• Assigned task
Every line of the material is to be given again exactly.

• The data
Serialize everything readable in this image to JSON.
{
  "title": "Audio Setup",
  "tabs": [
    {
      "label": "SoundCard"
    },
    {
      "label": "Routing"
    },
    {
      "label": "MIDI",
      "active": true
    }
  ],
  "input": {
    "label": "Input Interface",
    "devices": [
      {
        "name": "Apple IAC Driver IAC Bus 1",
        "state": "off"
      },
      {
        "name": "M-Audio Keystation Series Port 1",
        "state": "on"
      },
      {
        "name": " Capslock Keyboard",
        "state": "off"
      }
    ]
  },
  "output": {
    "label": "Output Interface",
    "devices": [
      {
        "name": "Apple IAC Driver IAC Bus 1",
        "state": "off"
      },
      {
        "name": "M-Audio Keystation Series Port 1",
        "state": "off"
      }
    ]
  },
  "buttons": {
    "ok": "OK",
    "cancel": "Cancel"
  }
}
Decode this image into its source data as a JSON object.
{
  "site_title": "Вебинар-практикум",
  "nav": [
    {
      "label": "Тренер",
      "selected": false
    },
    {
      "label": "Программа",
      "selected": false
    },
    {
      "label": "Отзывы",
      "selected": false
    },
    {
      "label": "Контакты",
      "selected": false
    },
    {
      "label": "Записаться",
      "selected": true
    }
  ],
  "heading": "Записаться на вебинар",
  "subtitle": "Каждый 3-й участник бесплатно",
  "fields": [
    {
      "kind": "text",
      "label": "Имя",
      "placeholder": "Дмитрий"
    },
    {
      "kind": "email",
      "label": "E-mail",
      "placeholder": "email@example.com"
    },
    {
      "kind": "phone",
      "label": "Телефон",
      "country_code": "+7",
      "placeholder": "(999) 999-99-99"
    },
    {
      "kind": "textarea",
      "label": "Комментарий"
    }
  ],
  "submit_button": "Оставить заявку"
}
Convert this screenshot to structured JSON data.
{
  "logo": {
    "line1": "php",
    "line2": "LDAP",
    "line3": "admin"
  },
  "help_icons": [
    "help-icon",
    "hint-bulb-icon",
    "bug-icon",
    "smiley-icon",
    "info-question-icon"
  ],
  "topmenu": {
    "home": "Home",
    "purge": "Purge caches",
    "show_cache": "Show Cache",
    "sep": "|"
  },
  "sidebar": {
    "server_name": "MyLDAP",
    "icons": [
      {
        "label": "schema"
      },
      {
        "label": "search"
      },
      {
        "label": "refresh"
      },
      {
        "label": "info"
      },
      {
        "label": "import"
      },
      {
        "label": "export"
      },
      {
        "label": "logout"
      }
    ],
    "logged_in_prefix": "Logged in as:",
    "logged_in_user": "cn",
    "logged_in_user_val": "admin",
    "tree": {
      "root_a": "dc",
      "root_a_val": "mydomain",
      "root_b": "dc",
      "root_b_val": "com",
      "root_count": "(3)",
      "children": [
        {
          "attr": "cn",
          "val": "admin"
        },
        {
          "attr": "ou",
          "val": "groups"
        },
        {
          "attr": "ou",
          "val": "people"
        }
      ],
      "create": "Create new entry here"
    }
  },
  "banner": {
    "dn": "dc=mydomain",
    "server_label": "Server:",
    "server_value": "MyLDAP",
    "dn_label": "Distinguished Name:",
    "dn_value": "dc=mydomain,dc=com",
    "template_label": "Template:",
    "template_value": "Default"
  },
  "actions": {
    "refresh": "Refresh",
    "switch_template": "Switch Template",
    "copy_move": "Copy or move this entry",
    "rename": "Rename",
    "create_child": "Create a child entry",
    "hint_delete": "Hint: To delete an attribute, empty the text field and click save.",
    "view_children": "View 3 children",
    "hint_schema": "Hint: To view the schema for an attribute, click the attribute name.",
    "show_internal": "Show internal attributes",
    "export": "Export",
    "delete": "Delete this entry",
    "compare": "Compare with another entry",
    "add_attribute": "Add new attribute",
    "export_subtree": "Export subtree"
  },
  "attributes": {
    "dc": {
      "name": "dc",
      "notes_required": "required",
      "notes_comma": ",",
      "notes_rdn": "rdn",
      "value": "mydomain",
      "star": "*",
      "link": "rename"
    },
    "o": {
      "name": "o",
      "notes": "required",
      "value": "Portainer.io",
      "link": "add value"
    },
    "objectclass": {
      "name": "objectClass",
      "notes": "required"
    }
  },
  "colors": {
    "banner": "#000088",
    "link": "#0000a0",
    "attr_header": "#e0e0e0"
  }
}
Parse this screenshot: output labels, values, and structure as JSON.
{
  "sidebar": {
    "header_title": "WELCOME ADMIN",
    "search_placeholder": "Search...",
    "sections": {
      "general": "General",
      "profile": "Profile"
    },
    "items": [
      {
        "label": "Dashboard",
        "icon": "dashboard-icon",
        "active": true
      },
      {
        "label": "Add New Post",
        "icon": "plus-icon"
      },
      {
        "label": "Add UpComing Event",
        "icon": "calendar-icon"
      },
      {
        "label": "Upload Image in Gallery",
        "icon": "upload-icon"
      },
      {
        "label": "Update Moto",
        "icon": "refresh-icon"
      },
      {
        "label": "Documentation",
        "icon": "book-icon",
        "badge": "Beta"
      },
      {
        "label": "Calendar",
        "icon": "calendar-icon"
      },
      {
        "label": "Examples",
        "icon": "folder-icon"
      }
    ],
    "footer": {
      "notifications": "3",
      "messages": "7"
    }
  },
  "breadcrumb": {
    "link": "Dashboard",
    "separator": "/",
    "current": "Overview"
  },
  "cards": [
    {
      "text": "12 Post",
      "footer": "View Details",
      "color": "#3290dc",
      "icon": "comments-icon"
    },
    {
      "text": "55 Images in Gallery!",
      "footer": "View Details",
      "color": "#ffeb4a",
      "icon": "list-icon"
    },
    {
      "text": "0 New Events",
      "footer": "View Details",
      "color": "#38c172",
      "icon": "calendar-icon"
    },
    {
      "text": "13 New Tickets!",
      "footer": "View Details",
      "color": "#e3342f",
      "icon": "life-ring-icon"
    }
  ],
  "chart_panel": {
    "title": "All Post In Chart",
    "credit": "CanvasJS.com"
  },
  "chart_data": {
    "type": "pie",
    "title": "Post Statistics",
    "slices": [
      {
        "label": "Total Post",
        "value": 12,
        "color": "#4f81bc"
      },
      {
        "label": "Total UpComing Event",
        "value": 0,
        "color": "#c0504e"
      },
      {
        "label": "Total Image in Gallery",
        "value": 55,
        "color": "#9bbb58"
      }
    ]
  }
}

• Completed task
Serialize everything readable in this image to JSON.
{
  "title": "Audio Setup",
  "tabs": [
    {
      "label": "SoundCard"
    },
    {
      "label": "Routing"
    },
    {
      "label": "MIDI",
      "active": true
    }
  ],
  "input": {
    "label": "Input Interface",
    "devices": [
      {
        "name": "Apple IAC Driver IAC Bus 1",
        "state": "off"
      },
      {
        "name": "M-Audio Keystation Series Port 1",
        "state": "on"
      },
      {
        "name": " Capslock Keyboard",
        "state": "off"
      }
    ]
  },
  "output": {
    "label": "Output Interface",
    "devices": [
      {
        "name": "Apple IAC Driver IAC Bus 1",
        "state": "off"
      },
      {
        "name": "M-Audio Keystation Series Port 1",
        "state": "off"
      }
    ]
  },
  "buttons": {
    "ok": "OK",
    "cancel": "Cancel"
  }
}
Decode this image into its source data as a JSON object.
{
  "site_title": "Вебинар-практикум",
  "nav": [
    {
      "label": "Тренер",
      "selected": false
    },
    {
      "label": "Программа",
      "selected": false
    },
    {
      "label": "Отзывы",
      "selected": false
    },
    {
      "label": "Контакты",
      "selected": false
    },
    {
      "label": "Записаться",
      "selected": true
    }
  ],
  "heading": "Записаться на вебинар",
  "subtitle": "Каждый 3-й участник бесплатно",
  "fields": [
    {
      "kind": "text",
      "label": "Имя",
      "placeholder": "Дмитрий"
    },
    {
      "kind": "email",
      "label": "E-mail",
      "placeholder": "email@example.com"
    },
    {
      "kind": "phone",
      "label": "Телефон",
      "country_code": "+7",
      "placeholder": "(999) 999-99-99"
    },
    {
      "kind": "textarea",
      "label": "Комментарий"
    }
  ],
  "submit_button": "Оставить заявку"
}
Convert this screenshot to structured JSON data.
{
  "logo": {
    "line1": "php",
    "line2": "LDAP",
    "line3": "admin"
  },
  "help_icons": [
    "help-icon",
    "hint-bulb-icon",
    "bug-icon",
    "smiley-icon",
    "info-question-icon"
  ],
  "topmenu": {
    "home": "Home",
    "purge": "Purge caches",
    "show_cache": "Show Cache",
    "sep": "|"
  },
  "sidebar": {
    "server_name": "MyLDAP",
    "icons": [
      {
        "label": "schema"
      },
      {
        "label": "search"
      },
      {
        "label": "refresh"
      },
      {
        "label": "info"
      },
      {
        "label": "import"
      },
      {
        "label": "export"
      },
      {
        "label": "logout"
      }
    ],
    "logged_in_prefix": "Logged in as:",
    "logged_in_user": "cn",
    "logged_in_user_val": "admin",
    "tree": {
      "root_a": "dc",
      "root_a_val": "mydomain",
      "root_b": "dc",
      "root_b_val": "com",
      "root_count": "(3)",
      "children": [
        {
          "attr": "cn",
          "val": "admin"
        },
        {
          "attr": "ou",
          "val": "groups"
        },
        {
          "attr": "ou",
          "val": "people"
        }
      ],
      "create": "Create new entry here"
    }
  },
  "banner": {
    "dn": "dc=mydomain",
    "server_label": "Server:",
    "server_value": "MyLDAP",
    "dn_label": "Distinguished Name:",
    "dn_value": "dc=mydomain,dc=com",
    "template_label": "Template:",
    "template_value": "Default"
  },
  "actions": {
    "refresh": "Refresh",
    "switch_template": "Switch Template",
    "copy_move": "Copy or move this entry",
    "rename": "Rename",
    "create_child": "Create a child entry",
    "hint_delete": "Hint: To delete an attribute, empty the text field and click save.",
    "view_children": "View 3 children",
    "hint_schema": "Hint: To view the schema for an attribute, click the attribute name.",
    "show_internal": "Show internal attributes",
    "export": "Export",
    "delete": "Delete this entry",
    "compare": "Compare with another entry",
    "add_attribute": "Add new attribute",
    "export_subtree": "Export subtree"
  },
  "attributes": {
    "dc": {
      "name": "dc",
      "notes_required": "required",
      "notes_comma": ",",
      "notes_rdn": "rdn",
      "value": "mydomain",
      "star": "*",
      "link": "rename"
    },
    "o": {
      "name": "o",
      "notes": "required",
      "value": "Portainer.io",
      "link": "add value"
    },
    "objectclass": {
      "name": "objectClass",
      "notes": "required"
    }
  },
  "colors": {
    "banner": "#000088",
    "link": "#0000a0",
    "attr_header": "#e0e0e0"
  }
}
Parse this screenshot: output labels, values, and structure as JSON.
{
  "sidebar": {
    "header_title": "WELCOME ADMIN",
    "search_placeholder": "Search...",
    "sections": {
      "general": "General",
      "profile": "Profile"
    },
    "items": [
      {
        "label": "Dashboard",
        "icon": "dashboard-icon",
        "active": true
      },
      {
        "label": "Add New Post",
        "icon": "plus-icon"
      },
      {
        "label": "Add UpComing Event",
        "icon": "calendar-icon"
      },
      {
        "label": "Upload Image in Gallery",
        "icon": "upload-icon"
      },
      {
        "label": "Update Moto",
        "icon": "refresh-icon"
      },
      {
        "label": "Documentation",
        "icon": "book-icon",
        "badge": "Beta"
      },
      {
        "label": "Calendar",
        "icon": "calendar-icon"
      },
      {
        "label": "Examples",
        "icon": "folder-icon"
      }
    ],
    "footer": {
      "notifications": "3",
      "messages": "7"
    }
  },
  "breadcrumb": {
    "link": "Dashboard",
    "separator": "/",
    "current": "Overview"
  },
  "cards": [
    {
      "text": "12 Post",
      "footer": "View Details",
      "color": "#3290dc",
      "icon": "comments-icon"
    },
    {
      "text": "55 Images in Gallery!",
      "footer": "View Details",
      "color": "#ffeb4a",
      "icon": "list-icon"
    },
    {
      "text": "0 New Events",
      "footer": "View Details",
      "color": "#38c172",
      "icon": "calendar-icon"
    },
    {
      "text": "13 New Tickets!",
      "footer": "View Details",
      "color": "#e3342f",
      "icon": "life-ring-icon"
    }
  ],
  "chart_panel": {
    "title": "All Post In Chart",
    "credit": "CanvasJS.com"
  },
  "chart_data": {
    "type": "pie",
    "title": "Post Statistics",
    "slices": [
      {
        "label": "Total Post",
        "value": 12,
        "color": "#4f81bc"
      },
      {
        "label": "Total UpComing Event",
        "value": 0,
        "color": "#c0504e"
      },
      {
        "label": "Total Image in Gallery",
        "value": 55,
        "color": "#9bbb58"
      }
    ]
  }
}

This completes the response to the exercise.